Conservatives have been disappointed by several recent Supreme Court rulings. From declaring half of Oklahoma a tribal reservation to a strained interpretation that conflates sexual orientation and gender identity with one’s sex for purposes of Title VII of the Civil Rights Act, the supposed conservative majority on the court has swung and missed on some big issues.

Some question whether the right justices were nominated, but a more important question is whether so much policymaking power should be left to the courts. Judge Wyrick, one of Oklahoma’s legal luminaries, recently addressed the latter question from a political perspective, identifying legislative failures nationwide for putting too much importance on the opinions of nine Ivy League lawyers. This is absolutely correct, as far as it goes.

The public views legislators as inept at even the most basic functions of governance, spending trillions and doing little else. They may be correct, but the public hasn’t found the correct solution. Since at least the 1940s the Supreme Court has been wading into congressional business. It has been interfering with the executive for far longer, with Marbury v. Madison comprising the foundational case for American Conditional Jurisprudence.

So, it’s no surprise that those seeking a long-term solution to America’s lack of cohesive leadership look to the courts. American jurisprudence is sticky; judges prefer to adhere to earlier decisions instead of investigating the true constitutionality of a statute for themselves. This leaves advocates with a nearly permanent solution if they win at the Supreme Court.

But the over-reliance on the courts isn’t merely a political problem; it’s cultural. We lack an engaged voting citizenry. It’s not that the courts are broken; it’s that the rest of society is broken and we’re leaving the courts as the last pillar holding up a roof that was meant to be supported by many columns. As might be expected, the last pillar is cracking under the added weight.

Diagnosing the problem is worthless without a course of treatment. So how do we fix our broken political culture? Ordinary citizens with common sense and common cause have to reengage politically. We must recapture our institutions from those who wish to capitalize financially on our general apathy and those who wish to turn our limited government, which upholds free markets, into one that takes from the rich, incentivizes unemployment, and never misses an opportunity to control individuals’ choices.

Cronyism is an inevitable part of government. Tyrants give special favors to their friends. Democratic majorities vote themselves special favors and fill offices with their friends. Interested parties make sure they protect their special positions. The benefits of cronyism are concentrated while the costs are widely dispersed. For instance, current practitioners have a lot to gain by limiting competition through an occupational license.

This is why licensing schemes are more often sought by members of the profession than by consumer protection groups. Consumers are the ones who bear the costs of licensing, but each license robs only a little of their wealth. In contrast, licensees gain a great deal from the increased prices imposed on consumers. If ordinary citizens without a direct financial interest were more engaged, we might ask the question, “Is this license really needed?”
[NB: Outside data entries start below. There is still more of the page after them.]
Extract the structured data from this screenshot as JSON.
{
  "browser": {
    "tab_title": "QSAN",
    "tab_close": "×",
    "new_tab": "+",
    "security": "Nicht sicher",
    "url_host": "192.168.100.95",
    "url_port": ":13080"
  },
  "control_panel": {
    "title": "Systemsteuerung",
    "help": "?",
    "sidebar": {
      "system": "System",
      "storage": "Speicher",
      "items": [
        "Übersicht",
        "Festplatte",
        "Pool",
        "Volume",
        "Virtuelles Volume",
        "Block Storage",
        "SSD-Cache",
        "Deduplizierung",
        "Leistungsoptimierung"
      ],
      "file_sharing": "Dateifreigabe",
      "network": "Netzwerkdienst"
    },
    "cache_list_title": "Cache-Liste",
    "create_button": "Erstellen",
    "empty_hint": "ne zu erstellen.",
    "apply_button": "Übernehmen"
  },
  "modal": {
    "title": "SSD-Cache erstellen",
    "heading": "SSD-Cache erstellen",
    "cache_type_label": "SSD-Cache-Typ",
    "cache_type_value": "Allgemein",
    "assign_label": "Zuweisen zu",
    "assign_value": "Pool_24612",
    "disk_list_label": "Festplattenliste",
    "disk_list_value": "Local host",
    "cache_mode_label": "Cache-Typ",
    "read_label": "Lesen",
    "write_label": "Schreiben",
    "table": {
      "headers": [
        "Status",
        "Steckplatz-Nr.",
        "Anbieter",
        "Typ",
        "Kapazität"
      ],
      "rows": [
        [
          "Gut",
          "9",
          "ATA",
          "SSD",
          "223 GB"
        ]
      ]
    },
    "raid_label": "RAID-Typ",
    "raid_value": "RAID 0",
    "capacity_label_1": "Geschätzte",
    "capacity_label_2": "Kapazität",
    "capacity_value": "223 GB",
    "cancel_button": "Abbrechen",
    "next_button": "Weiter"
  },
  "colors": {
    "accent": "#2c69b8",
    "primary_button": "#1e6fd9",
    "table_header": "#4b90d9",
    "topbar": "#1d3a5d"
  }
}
Likewise, ordinary Americans who are satisfied with free markets have become complacent, trusting that capitalism will work things out. This creates a twofold danger: first that the cronies will control, and second that the socialists will seize on this shortcoming to undo free markets rather than fix them.

The American constitution was designed to govern a moral and engaged populace. It cannot withstand a citizenry that would punish the wealthy for having too much, nor one that would sit idly by and watch the powerful fortify their position until it’s unassailable. If you want to see the republic saved, don’t leave the burden on the courts. Get involved. Run in a school board election. VOTE in a school board election. Hold your elected representatives accountable.

Additionally, we must enact policies that make it easier for the average citizen to be involved. For example, holding elections for all offices in November, demanding that legislatures make policy and delegate only the insignificant details to agencies (which are not directly accountable to the public), giving voters tools to quickly evaluate which agencies and programs are doing a good job, and telling government to do less so we can manageably hold it accountable. Each of these are examples of ways we can make citizen engagement easier. But, for any of that to work, citizens have to believe their engagement matters, and they have to pursue that engagement in forums beyond the courts.  

Mike Davis is Research Fellow at 1889 Institute. He can be reached at mdavis@1889institute.org.

The opinions expressed in this blog are those of the author, and do not necessarily reflect the official position of 1889 Institute.